Dr Manocha’s book is the only book I have ever seen which focuses specifically on the science which runs alongside the practice of meditation. And by focus we’re talking about 15 years of solid research and numerous random controlled trials which repeatedly test many of the most dramatic claims that come from regular meditation involving ‘mental silence’. As such, it explicitly highlights the ‘new age’ gloss of most commercial forms of meditation, and delivers controversial and yet soundly argued views about the importance of stopping our thoughts, rather than merely controlling them, as with most other forms of meditation.
I’ve been meditating for over 20 years, and yet there are parts of this book which still rocked me back in my chair with surprise; for example the sections relating to neuroplasticity and the effects of mental silence on the ingrained thought patterns of the brain.
So why is this book so important?
1. It sticks to the facts. Rather than relying merely on personal anecdote from those who meditate, Dr Manocha takes great care to underpin the claims and examples with his team’s rigorous science based research results. This provides a huge level of insight into why thoughtless meditation seems to be so much more effective than placebo, or even other forms of stress relief or commercial meditation.

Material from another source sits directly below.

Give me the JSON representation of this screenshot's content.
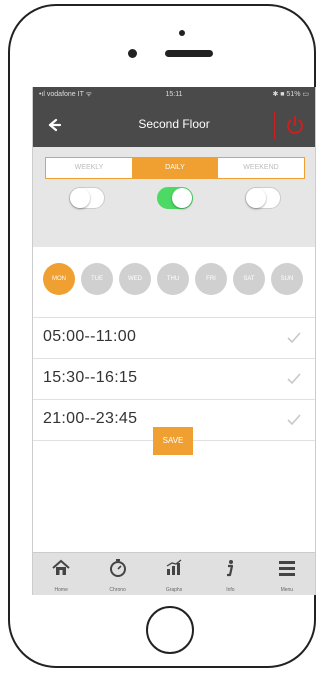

2. It’s well put together, logical and a surprisingly easy read. What could have ended up as a dry, difficult read is brought alive by the strength of the good doctor’s humorous and laconic Australian prose, his obvious passion for the subject and his confident management of the facts and mysteries. It’s a very clever balancing act and he pulls it off admirably.
3. As he says himself, one of the aims of the book is to act as a jumping off point, to hopefully encourage more detailed research into other areas where mental silence meditation – or Sahaja yoga as it’s called – can be used to improve the human condition. In that sense the book is not an end in itself but a beginning, which is exciting news for all dedicated students of spirituality.
Who is it for?
Really for anyone who wants to change their life for the better, whether novices or long time practitioners of yoga meditation. And of course especially those who may be tempted to start meditating, but are worried about the often insubstantial underpinnings of most commercial meditation programs. By following the clear pragmatic advice in the book anyone can start benefiting from meditation immediately, without having to rely on blind trust or pay exorbitant tuition fees.
If you run a search on Amazon for ‘meditation’, you will receive 268,000 results. Add the words ‘clinical trial’ and the number plummets to 28. So it’s clear that a book like this, which delivers substantive practical advice on meditation neatly wrapped up in a rigorous scientific framework, is long overdue. It was well worth the wait.